The second instance concerns the oversight of sex abuse cases. A twenty-four-year-old abuse victim in Granada, known only by the name of Daniel (and who identified himself as a supernumary of Opus Dei), wrote to the Pope concerning his experience. Francis phoned him, first on August 10, to apologize, a call in which he expressed great compassion for Daniel’s suffering and told him the process was underway to address the situation. Then, on October 10, he phoned a second time to urge him to ask that sanctions be enacted. Daniel then went to a public prosecutor. It appears that the Archbishop of Grenada, Francisco Xavier Martínez Fernández, had dragged his feet, doing no more than suspending three priests, a decision he defended, saying the young man had asked him to do no more than this. It has since emerged that others are involved in the scandal in Granada. As many as a dozen priests (10% of the secular clergy of the diocese) may now be facing sanctions in what is the first major scandal of its kind in Spain.
When the glare of publicity descended on Martínez Fernández, and it became evident that the pope himself was watching, he put on a great display of dramatic remorse, widely covered by the news media. But evidently the Pope is not impressed by theatrics. The archbishop, El Diario reports, will be removed from Granada after Christmas.
The swift responses to these crises suggest that damaging situations will not be allowed to fester. Cardinal Lluís Martínez Sistach, Archbishop of Barcelona, in a tough interview with Catalunya Radio, put it bluntly: “The Pope wants zero tolerance in the cases in Granada. It is a very serious crime.”
Turning a Situation Around
Church attendance in Spain rose by a little more than 2% in the first year since Pope Francis was elected. That’s not a large increase, but it contrasts with the downward slide in recent years. Will the new leadership in Madrid and in the Conference of Bishops create a positive climate in which the Spanish Church will be able to build on this trend?
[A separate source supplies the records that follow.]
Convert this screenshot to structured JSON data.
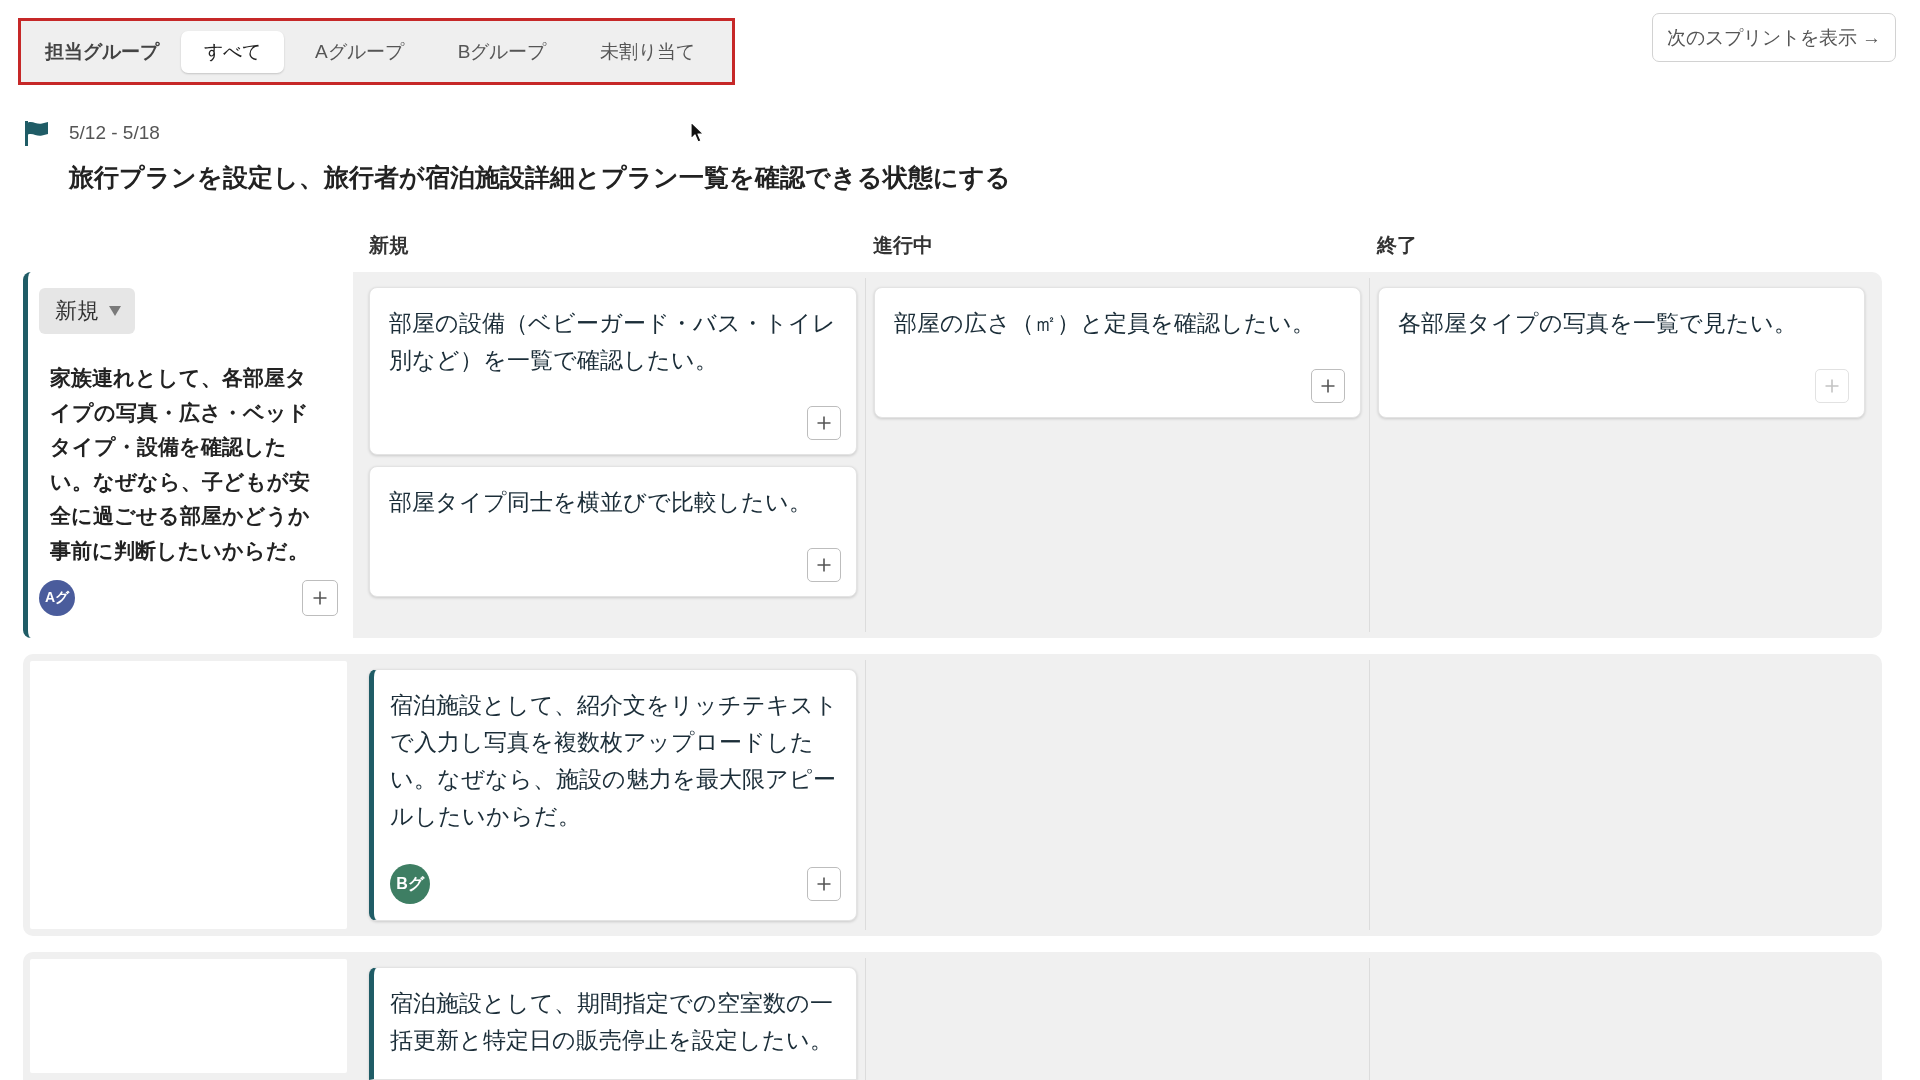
{
  "group_filter": {
    "label": "担当グループ",
    "highlighted": true,
    "tabs": [
      {
        "label": "すべて",
        "selected": true
      },
      {
        "label": "Aグループ",
        "selected": false
      },
      {
        "label": "Bグループ",
        "selected": false
      },
      {
        "label": "未割り当て",
        "selected": false
      }
    ]
  },
  "next_sprint_button": {
    "label": "次のスプリントを表示 →"
  },
  "sprint": {
    "dates": "5/12 - 5/18",
    "goal": "旅行プランを設定し、旅行者が宿泊施設詳細とプラン一覧を確認できる状態にする"
  },
  "board": {
    "columns": [
      "新規",
      "進行中",
      "終了"
    ],
    "rows": [
      {
        "lead": {
          "status": "新規",
          "text": "家族連れとして、各部屋タイプの写真・広さ・ベッドタイプ・設備を確認したい。なぜなら、子どもが安全に過ごせる部屋かどうか事前に判断したいからだ。",
          "group": "Aグ",
          "color": "#4a5c9c",
          "add_button": {
            "disabled": false
          }
        },
        "new": [
          {
            "kind": "task",
            "text": "部屋の設備（ベビーガード・バス・トイレ別など）を一覧で確認したい。",
            "add_button": {
              "disabled": false
            }
          },
          {
            "kind": "task",
            "text": "部屋タイプ同士を横並びで比較したい。",
            "add_button": {
              "disabled": false
            }
          }
        ],
        "in_progress": [
          {
            "kind": "task",
            "text": "部屋の広さ（㎡）と定員を確認したい。",
            "add_button": {
              "disabled": false
            }
          }
        ],
        "done": [
          {
            "kind": "task",
            "text": "各部屋タイプの写真を一覧で見たい。",
            "add_button": {
              "disabled": true
            }
          }
        ]
      },
      {
        "new": [
          {
            "kind": "story",
            "text": "宿泊施設として、紹介文をリッチテキストで入力し写真を複数枚アップロードしたい。なぜなら、施設の魅力を最大限アピールしたいからだ。",
            "group": "Bグ",
            "color": "#3e7e63",
            "add_button": {
              "disabled": false
            }
          }
        ]
      },
      {
        "new": [
          {
            "kind": "story",
            "text": "宿泊施設として、期間指定での空室数の一括更新と特定日の販売停止を設定したい。"
          }
        ]
      }
    ]
  }
}
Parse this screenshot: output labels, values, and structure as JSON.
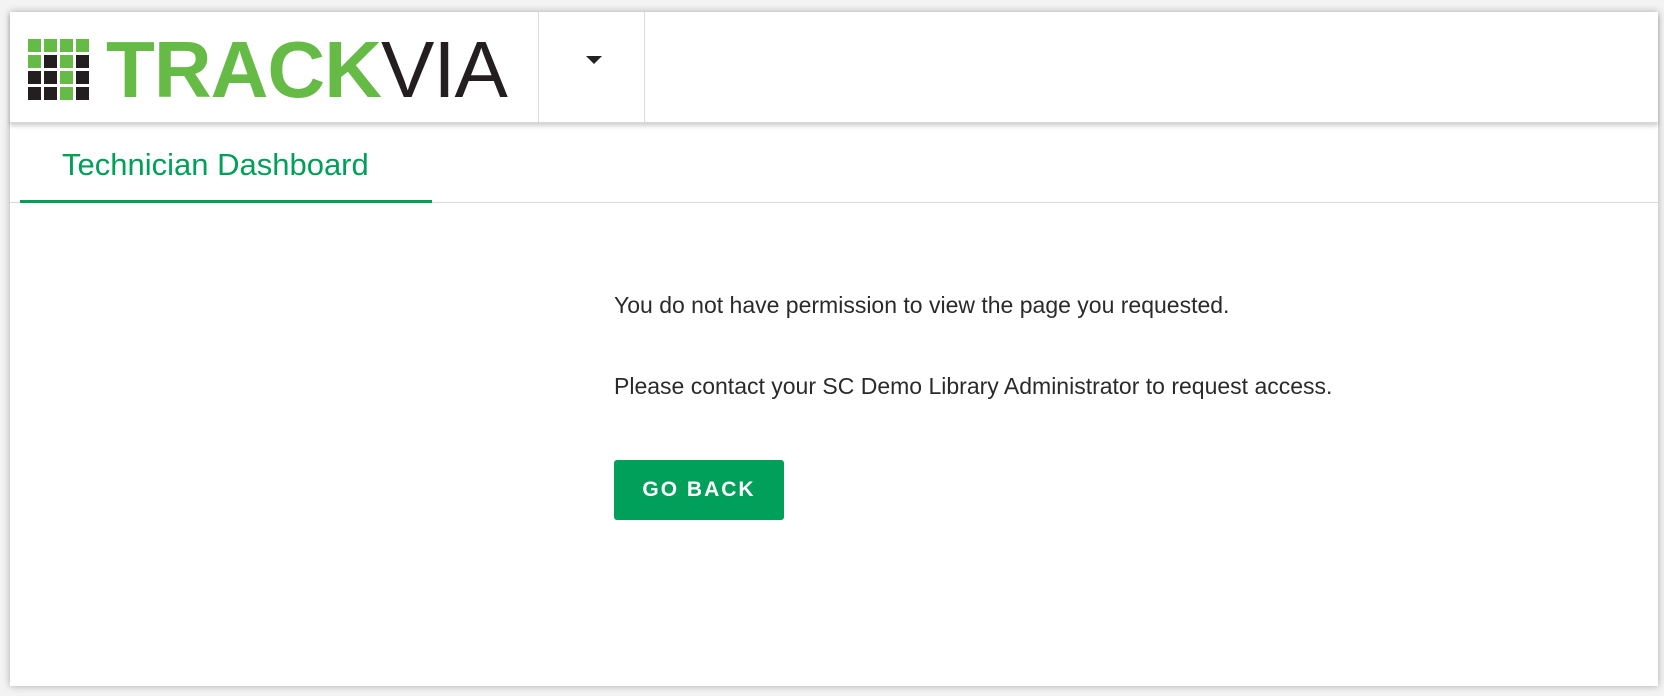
{
  "header": {
    "logo": {
      "text_primary": "TRACK",
      "text_secondary": "VIA",
      "brand_green": "#66bb46",
      "brand_dark": "#231f20"
    },
    "app_switcher_icon": "caret-down-icon"
  },
  "tabs": [
    {
      "label": "Technician Dashboard",
      "active": true
    }
  ],
  "main": {
    "permission_message": "You do not have permission to view the page you requested.",
    "contact_message": "Please contact your SC Demo Library Administrator to request access.",
    "go_back_label": "GO BACK"
  },
  "colors": {
    "accent": "#00a05a",
    "text": "#2a2a2a",
    "background": "#ffffff"
  }
}
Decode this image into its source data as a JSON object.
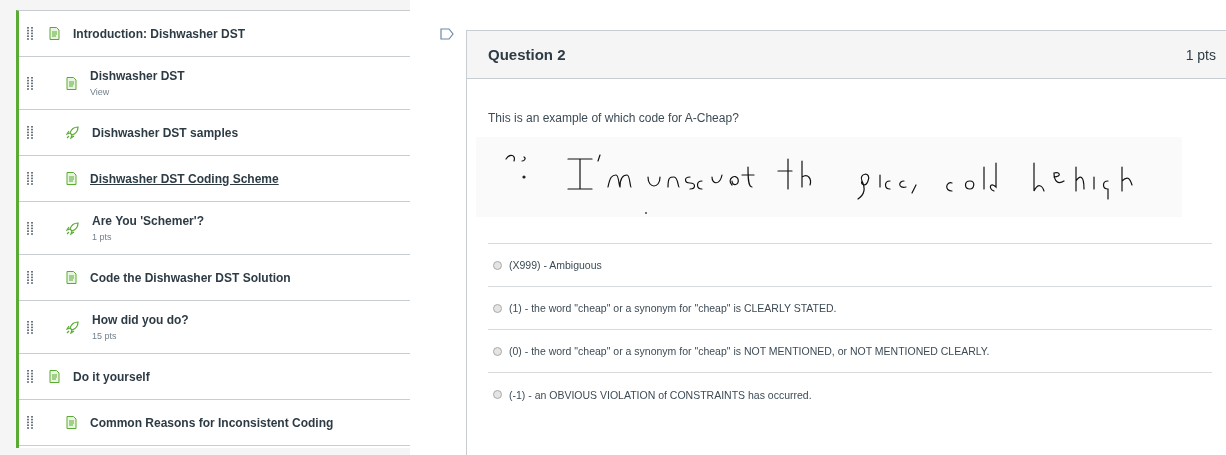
{
  "modules": [
    {
      "kind": "page",
      "title": "Introduction: Dishwasher DST",
      "underlined": false,
      "children": [
        {
          "kind": "page",
          "title": "Dishwasher DST",
          "subtitle": "View",
          "underlined": false
        },
        {
          "kind": "quiz",
          "title": "Dishwasher DST samples",
          "underlined": false
        },
        {
          "kind": "page",
          "title": "Dishwasher DST Coding Scheme",
          "underlined": true
        },
        {
          "kind": "quiz",
          "title": "Are You 'Schemer'?",
          "subtitle": "1 pts",
          "underlined": false
        },
        {
          "kind": "page",
          "title": "Code the Dishwasher DST Solution",
          "underlined": false
        },
        {
          "kind": "quiz",
          "title": "How did you do?",
          "subtitle": "15 pts",
          "underlined": false
        }
      ]
    },
    {
      "kind": "page",
      "title": "Do it yourself",
      "underlined": false,
      "children": [
        {
          "kind": "page",
          "title": "Common Reasons for Inconsistent Coding",
          "underlined": false
        }
      ]
    }
  ],
  "question": {
    "title": "Question 2",
    "points": "1 pts",
    "prompt": "This is an example of which code for A-Cheap?",
    "answers": [
      {
        "label": "(X999) - Ambiguous",
        "selected": false
      },
      {
        "label": "(1) - the word \"cheap\" or a synonym for \"cheap\" is CLEARLY STATED.",
        "selected": false
      },
      {
        "label": "(0) - the word \"cheap\" or a synonym for \"cheap\" is NOT MENTIONED, or NOT MENTIONED CLEARLY.",
        "selected": false
      },
      {
        "label": "(-1) - an OBVIOUS VIOLATION of CONSTRAINTS has occurred.",
        "selected": false
      }
    ]
  }
}
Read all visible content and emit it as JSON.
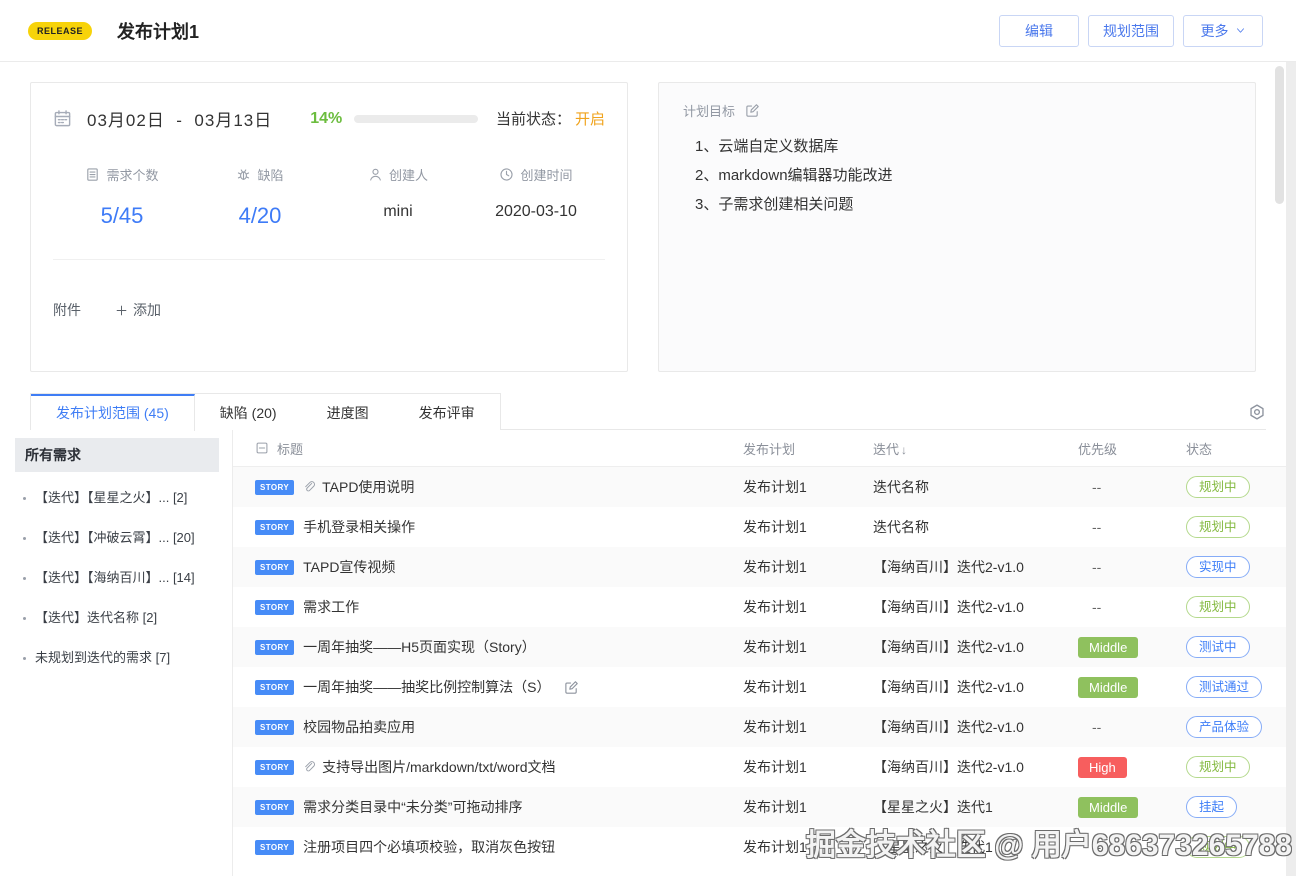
{
  "header": {
    "badge": "RELEASE",
    "title": "发布计划1",
    "buttons": {
      "edit": "编辑",
      "scope": "规划范围",
      "more": "更多"
    }
  },
  "overview": {
    "date_start": "03月02日",
    "date_separator": "-",
    "date_end": "03月13日",
    "progress_percent_label": "14%",
    "progress_value": 14,
    "status_label": "当前状态：",
    "status_value": "开启",
    "stats": [
      {
        "icon": "doc-icon",
        "label": "需求个数",
        "value": "5/45",
        "emphasis": "blue"
      },
      {
        "icon": "bug-icon",
        "label": "缺陷",
        "value": "4/20",
        "emphasis": "blue"
      },
      {
        "icon": "person-icon",
        "label": "创建人",
        "value": "mini",
        "emphasis": "dark"
      },
      {
        "icon": "clock-icon",
        "label": "创建时间",
        "value": "2020-03-10",
        "emphasis": "dark"
      }
    ],
    "attachment_label": "附件",
    "add_label": "添加"
  },
  "goals": {
    "title": "计划目标",
    "items": [
      "1、云端自定义数据库",
      "2、markdown编辑器功能改进",
      "3、子需求创建相关问题"
    ]
  },
  "tabs": {
    "items": [
      {
        "label": "发布计划范围 (45)",
        "active": true
      },
      {
        "label": "缺陷 (20)",
        "active": false
      },
      {
        "label": "进度图",
        "active": false
      },
      {
        "label": "发布评审",
        "active": false
      }
    ]
  },
  "sidebar": {
    "header": "所有需求",
    "items": [
      "【迭代】【星星之火】... [2]",
      "【迭代】【冲破云霄】... [20]",
      "【迭代】【海纳百川】... [14]",
      "【迭代】迭代名称 [2]",
      "未规划到迭代的需求 [7]"
    ]
  },
  "table": {
    "columns": {
      "title": "标题",
      "plan": "发布计划",
      "iteration": "迭代",
      "sort_indicator": "↓",
      "priority": "优先级",
      "status": "状态"
    },
    "badge_label": "STORY",
    "empty_priority": "--",
    "rows": [
      {
        "title": "TAPD使用说明",
        "attachment": true,
        "edit": false,
        "plan": "发布计划1",
        "iteration": "迭代名称",
        "priority": "",
        "priority_color": "",
        "status": "规划中",
        "status_color": "green"
      },
      {
        "title": "手机登录相关操作",
        "attachment": false,
        "edit": false,
        "plan": "发布计划1",
        "iteration": "迭代名称",
        "priority": "",
        "priority_color": "",
        "status": "规划中",
        "status_color": "green"
      },
      {
        "title": "TAPD宣传视频",
        "attachment": false,
        "edit": false,
        "plan": "发布计划1",
        "iteration": "【海纳百川】迭代2-v1.0",
        "priority": "",
        "priority_color": "",
        "status": "实现中",
        "status_color": "blue"
      },
      {
        "title": "需求工作",
        "attachment": false,
        "edit": false,
        "plan": "发布计划1",
        "iteration": "【海纳百川】迭代2-v1.0",
        "priority": "",
        "priority_color": "",
        "status": "规划中",
        "status_color": "green"
      },
      {
        "title": "一周年抽奖——H5页面实现（Story）",
        "attachment": false,
        "edit": false,
        "plan": "发布计划1",
        "iteration": "【海纳百川】迭代2-v1.0",
        "priority": "Middle",
        "priority_color": "green",
        "status": "测试中",
        "status_color": "blue"
      },
      {
        "title": "一周年抽奖——抽奖比例控制算法（S）",
        "attachment": false,
        "edit": true,
        "plan": "发布计划1",
        "iteration": "【海纳百川】迭代2-v1.0",
        "priority": "Middle",
        "priority_color": "green",
        "status": "测试通过",
        "status_color": "blue"
      },
      {
        "title": "校园物品拍卖应用",
        "attachment": false,
        "edit": false,
        "plan": "发布计划1",
        "iteration": "【海纳百川】迭代2-v1.0",
        "priority": "",
        "priority_color": "",
        "status": "产品体验",
        "status_color": "blue"
      },
      {
        "title": "支持导出图片/markdown/txt/word文档",
        "attachment": true,
        "edit": false,
        "plan": "发布计划1",
        "iteration": "【海纳百川】迭代2-v1.0",
        "priority": "High",
        "priority_color": "red",
        "status": "规划中",
        "status_color": "green"
      },
      {
        "title": "需求分类目录中“未分类”可拖动排序",
        "attachment": false,
        "edit": false,
        "plan": "发布计划1",
        "iteration": "【星星之火】迭代1",
        "priority": "Middle",
        "priority_color": "green",
        "status": "挂起",
        "status_color": "blue"
      },
      {
        "title": "注册项目四个必填项校验，取消灰色按钮",
        "attachment": false,
        "edit": false,
        "plan": "发布计划1",
        "iteration": "【星星之火】迭代1",
        "priority": "",
        "priority_color": "",
        "status": "规划中",
        "status_color": "green"
      }
    ]
  },
  "watermark": "掘金技术社区 @ 用户686373265788",
  "colors": {
    "accent_blue": "#3f7df5",
    "progress_green": "#5fc35f",
    "status_open_orange": "#f0a31c",
    "story_badge_blue": "#478cf7",
    "priority_middle_green": "#8fc15e",
    "priority_high_red": "#f75e5e",
    "pill_green_text": "#83b93e",
    "pill_blue_text": "#3d7ef8",
    "release_badge_yellow": "#f7d30a"
  }
}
Several elements which seem to be at play could contribute to positive change. First is the strategic decision to step back from intractable, win-lose confrontations in the political realm. Everyone who has ever tried to untie a knot realizes that the harder you pull at one end of the thread, the more the knot tightens. By replacing Ruoco with Osoro, Pope Francis has introduced some slack in the thread; new, freer action becomes possible. Similarly, Catalan sovereignty is a fraught political question. Taking a strong stand in Rome on such an issue tightens the knot. Instead, Pope Francis has gotten out of the way so that those who are closest to the people can untie that knot for themselves. Indeed, Pope Francis seems to be positioning bishops to get closer to their people. Osoro, a Castilian, goes to Castile. Cañizares, a Valencian, goes to Valencia.
Finally, the situation in Grenada is possibly going to be a defining moment in Francis’s own evolving consciousness of the ecclesial dysfunction surrounding the sex abuse crisis. This time no spin doctors have stepped in to blame the media or the lawyers or the victim. Instead, Francis has directly confronted the facts: the victim’s pain, and the bishop’s inadequate response. According to the El Diario report, the Communion and Liberation movement, with whom Martínez Fernández is allied, tried to save face for the bishop by engineering his public drama of remorse, but it was already too late. Thus, paradoxically, Francis may have one of his own knots untied in Spain – the knot of uncertainty concerning the role of bishops in the continuing crisis of sex abuse. If this knot is untied, it will be good not only for Spain and for Europe, but for us all.